Dr Matt Taylor
Rosetta Mission Project Scientist and University of Liverpool alumnus, Dr Matt Taylor, talks cosmos, computers and The Cambridge.
It’s a Tuesday morning in October. Dr Matt Taylor (MPhys 1997) is sitting in his office at the European Space Research and Technology Centre (ESTEC), in Noordwijk, the Netherlands. The technical heart of the European Space Agency (ESA), this site is the incubator of the European space effort – a sprawling mass of glass and concrete, where projects that push the frontiers of the solar system are born.
Today though, Matt can put his feet up. In the past two years, he and his team have successfully landed a probe on a comet travelling at 135,000 kilometres per hour; sent the probe into orbit around the comet; and continually studied the comet’s surface. “Things were just about to kick off on the Rosetta mission when I came in as Project Scientist,” Matt recalls. “It’s been the most intense period of time for me in terms of work, and that’s the same for everyone else on the mission – absolutely manic.”
At the end of September 2016, the Rosetta probe concluded its epic mission in a controlled impact with the comet it had been studying for two years. But that wasn’t the signal for mission complete. “We’re now about to start working out what the Rosetta data is telling us and really open our eyes to comets and the solar system in general.
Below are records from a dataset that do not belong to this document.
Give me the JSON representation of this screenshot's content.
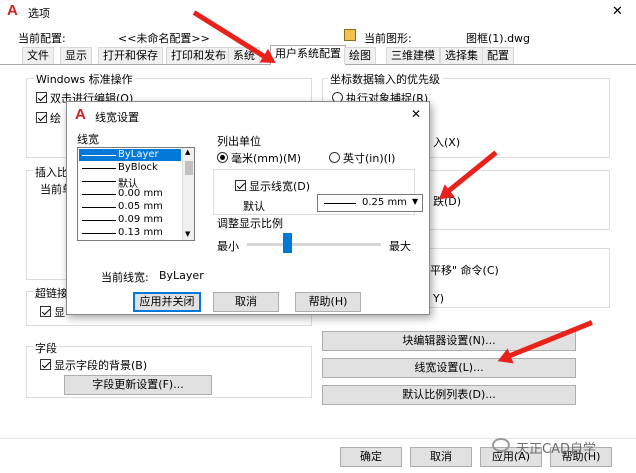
{
  "window": {
    "title": "选项",
    "current_profile_label": "当前配置:",
    "current_profile_value": "<<未命名配置>>",
    "current_drawing_label": "当前图形:",
    "current_drawing_value": "图框(1).dwg",
    "close": "✕"
  },
  "tabs": [
    "文件",
    "显示",
    "打开和保存",
    "打印和发布",
    "系统",
    "用户系统配置",
    "绘图",
    "三维建模",
    "选择集",
    "配置"
  ],
  "left": {
    "windows_group": "Windows 标准操作",
    "dblclick_edit": "双击进行编辑(O)",
    "partial_2": "绘",
    "insert_group_partial": "插入比",
    "current_unit_partial": "当前单",
    "hyperlink_partial": "超链接",
    "hyperlink_cb_partial": "显",
    "fields_group": "字段",
    "show_field_bg": "显示字段的背景(B)",
    "field_update_btn": "字段更新设置(F)..."
  },
  "right": {
    "coord_group": "坐标数据输入的优先级",
    "exec_osnap": "执行对象捕捉(R)",
    "partial_x": "入(X)",
    "partial_d": "跌(D)",
    "partial_pan": "平移\" 命令(C)",
    "partial_y": "Y)",
    "block_editor_btn": "块编辑器设置(N)...",
    "lineweight_btn": "线宽设置(L)...",
    "scale_list_btn": "默认比例列表(D)..."
  },
  "bottom": {
    "ok": "确定",
    "cancel": "取消",
    "apply": "应用(A)",
    "help": "帮助(H)"
  },
  "watermark": "天正CAD自学",
  "lw_dialog": {
    "title": "线宽设置",
    "close": "✕",
    "lineweights_label": "线宽",
    "lineweights": [
      "ByLayer",
      "ByBlock",
      "默认",
      "0.00 mm",
      "0.05 mm",
      "0.09 mm",
      "0.13 mm"
    ],
    "units_label": "列出单位",
    "unit_mm": "毫米(mm)(M)",
    "unit_in": "英寸(in)(I)",
    "show_lw": "显示线宽(D)",
    "default_label": "默认",
    "default_value": "0.25 mm",
    "scale_label": "调整显示比例",
    "scale_min": "最小",
    "scale_max": "最大",
    "scale_level": 0.3,
    "current_label": "当前线宽:",
    "current_value": "ByLayer",
    "apply_close": "应用并关闭",
    "cancel": "取消",
    "help": "帮助(H)"
  }
}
The mission was the equivalent to us grabbing hold of the Rosetta Stone itself, looking at it and saying, ‘Right... what’s this?’ There’s decades of work still to be done.”
Matt’s introduction to the wonders of the cosmos happened largely by chance during an introductory lecture at the start of his degree at the University of Liverpool. “It was run by Arthur James, an old professor with a big white beard, who just instilled in me an interest in what he was doing. A lot of my lecturers were like that. The quality of their lecturing, their enthusiasm and the way they put things forward inspired me to look into this field.”
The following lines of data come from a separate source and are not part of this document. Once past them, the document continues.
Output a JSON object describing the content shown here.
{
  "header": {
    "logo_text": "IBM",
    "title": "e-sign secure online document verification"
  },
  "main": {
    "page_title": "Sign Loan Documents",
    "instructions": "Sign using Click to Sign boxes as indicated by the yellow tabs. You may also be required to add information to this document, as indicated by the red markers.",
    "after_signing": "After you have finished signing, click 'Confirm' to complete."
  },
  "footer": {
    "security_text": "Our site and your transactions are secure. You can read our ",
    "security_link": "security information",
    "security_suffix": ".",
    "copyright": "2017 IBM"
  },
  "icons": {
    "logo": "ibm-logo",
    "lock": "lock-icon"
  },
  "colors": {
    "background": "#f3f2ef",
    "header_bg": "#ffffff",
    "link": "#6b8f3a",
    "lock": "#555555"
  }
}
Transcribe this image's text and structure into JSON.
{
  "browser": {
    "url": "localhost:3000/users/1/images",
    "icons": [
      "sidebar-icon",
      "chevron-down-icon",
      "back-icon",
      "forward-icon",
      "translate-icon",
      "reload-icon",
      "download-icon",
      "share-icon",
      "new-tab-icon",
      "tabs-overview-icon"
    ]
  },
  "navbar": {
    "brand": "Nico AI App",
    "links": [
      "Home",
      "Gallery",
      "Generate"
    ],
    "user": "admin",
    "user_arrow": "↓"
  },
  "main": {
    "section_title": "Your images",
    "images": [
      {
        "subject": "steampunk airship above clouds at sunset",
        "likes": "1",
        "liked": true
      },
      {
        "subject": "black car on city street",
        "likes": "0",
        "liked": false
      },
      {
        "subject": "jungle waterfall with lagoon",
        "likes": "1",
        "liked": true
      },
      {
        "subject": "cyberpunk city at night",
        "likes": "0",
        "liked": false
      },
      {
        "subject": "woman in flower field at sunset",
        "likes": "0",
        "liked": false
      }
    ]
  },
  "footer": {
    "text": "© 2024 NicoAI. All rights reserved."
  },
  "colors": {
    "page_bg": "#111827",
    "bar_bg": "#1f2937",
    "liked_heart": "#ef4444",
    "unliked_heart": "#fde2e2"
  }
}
A Londoner, Matt was attracted to study at Liverpool in the mid-90s both because of its distance from home and the fact that, as he puts it, “it was inevitably going to be cool because it was Liverpool.”
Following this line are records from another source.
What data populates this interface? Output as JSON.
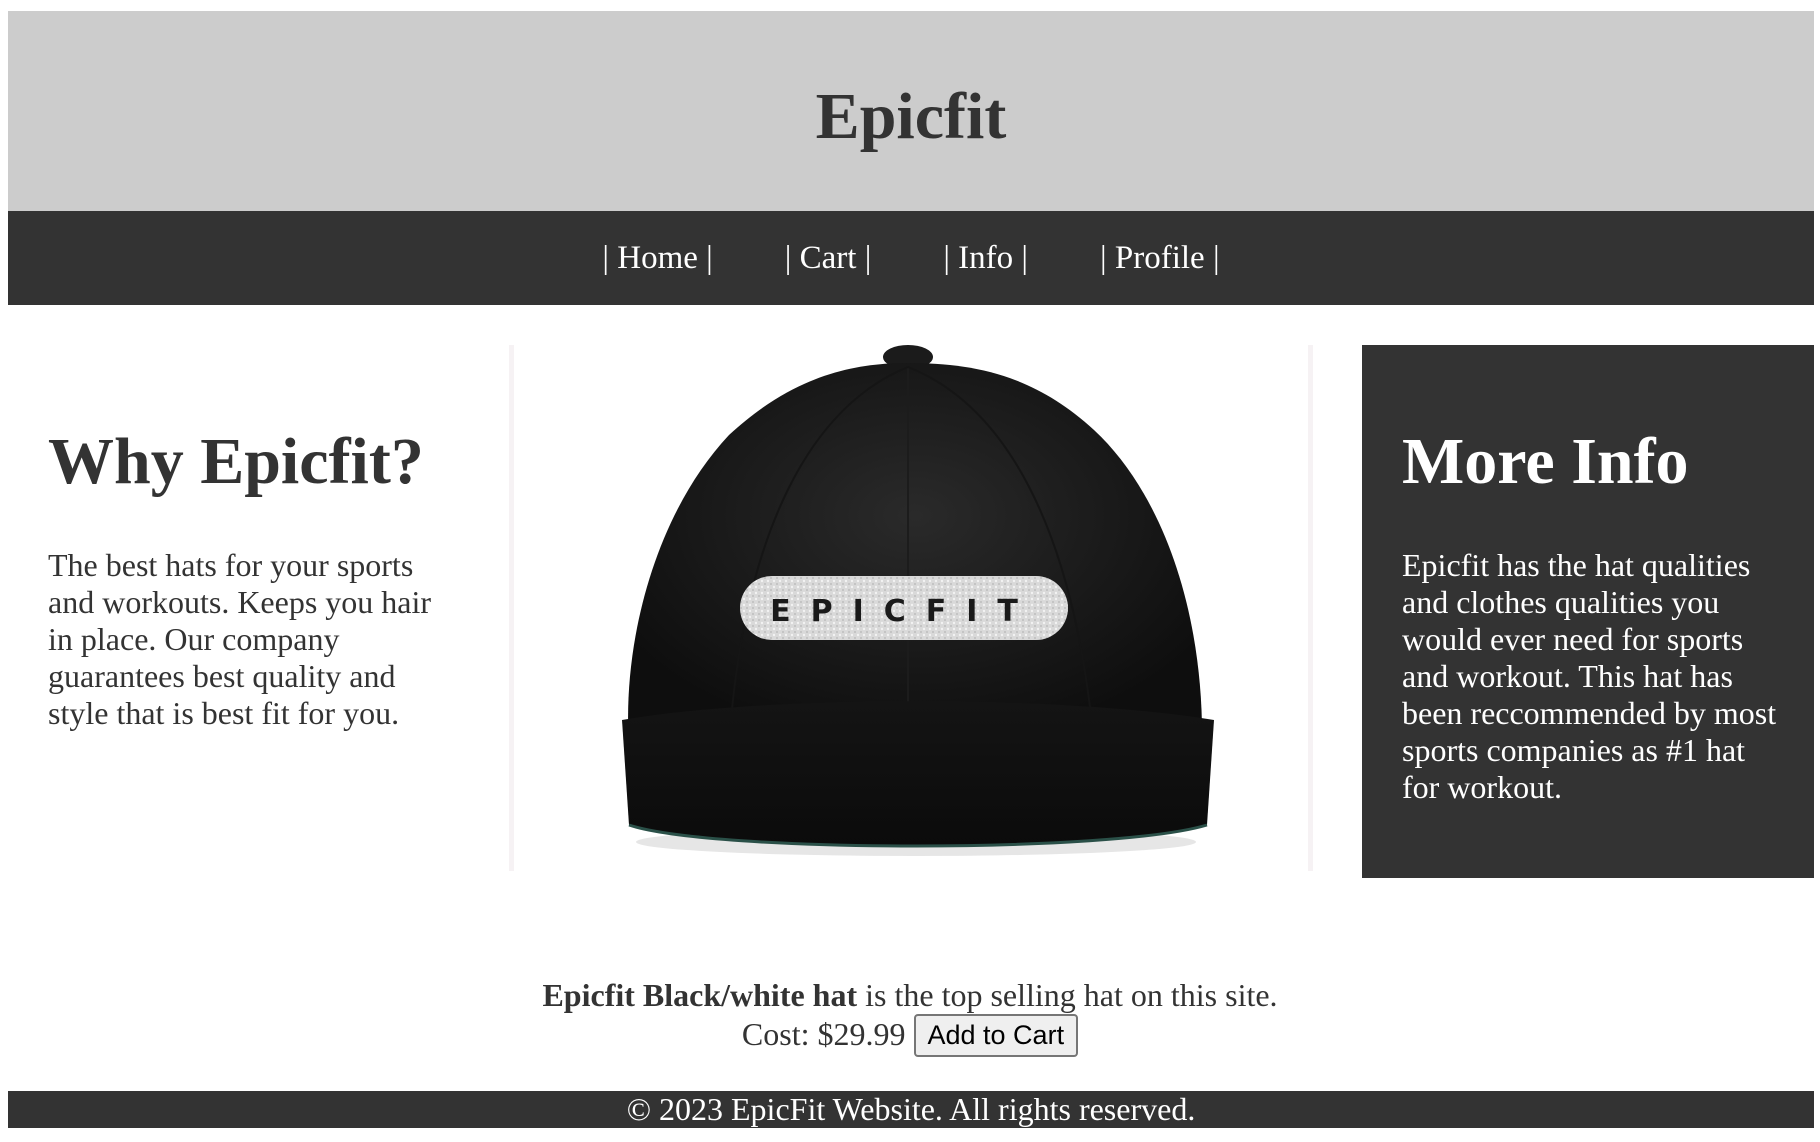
{
  "header": {
    "title": "Epicfit"
  },
  "nav": {
    "items": [
      {
        "label": "| Home |"
      },
      {
        "label": "| Cart |"
      },
      {
        "label": "| Info |"
      },
      {
        "label": "| Profile |"
      }
    ]
  },
  "why": {
    "heading": "Why Epicfit?",
    "body": "The best hats for your sports and workouts. Keeps you hair in place. Our company guarantees best quality and style that is best fit for you."
  },
  "product_image": {
    "logo_text": "EPICFIT"
  },
  "more_info": {
    "heading": "More Info",
    "body": "Epicfit has the hat qualities and clothes qualities you would ever need for sports and workout. This hat has been reccommended by most sports companies as #1 hat for workout."
  },
  "product": {
    "name": "Epicfit Black/white hat",
    "tagline": " is the top selling hat on this site.",
    "cost": "Cost: $29.99",
    "add_to_cart_label": "Add to Cart"
  },
  "footer": {
    "text": "© 2023 EpicFit Website. All rights reserved."
  }
}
Also cool in the young scientist’s eyes was the Physics department. “It’s archaic thinking about this now, but we had a whole block of PCs – 20 in total – that we could all work on. Everything else had to be done in writing.”
Needless to say, things have changed in the years since Matt graduated. He recently returned to give a lecture, hosted by Professor Ronan McGrath – currently the Head of the School of Physical Sciences and once one of Matt’s own lecturers in the 90s.
“It was a bizarre experience,” he says. “An honour, but a very bizarre experience. I find it strange that people want me to give talks. Liverpool and the University have changed a lot – and all for the good by the looks of things. But there are still the old stomping grounds, so The Cambridge, The AJ [The Augustus John] are still there. Just walking around, you have all of these déjà vu moments.”
Matt was one of the first in his family to go to university. Interested in maths and science, he knew from a relatively young age that he wanted to become a professional researcher – but he didn’t picture himself working for ESA. A Levels led to an undergraduate degree, which led to a PhD and then post-doctoral placements. Ultimately, he found himself working with groups of scientists all over Europe and the US – eventually leading to his current role.
So what’s next? “We’ve got JUICE, a Jupiter mission coming up. There’s BepiColumbo going to Mercury. Oh, and we’re about to drop a lander on Mars next week as well. It’s all kicking off!”
The recent news regarding the tragic disappearance of this Mars lander in a way seems to further the pertinence of Matt’s advice for undergraduates today: “I’ve never had an A in my life – but I’ve tried my best. If you fail, pick yourself up, find out what went wrong, and work out how you can right it. Don’t give up, and try to have a laugh at the same time.”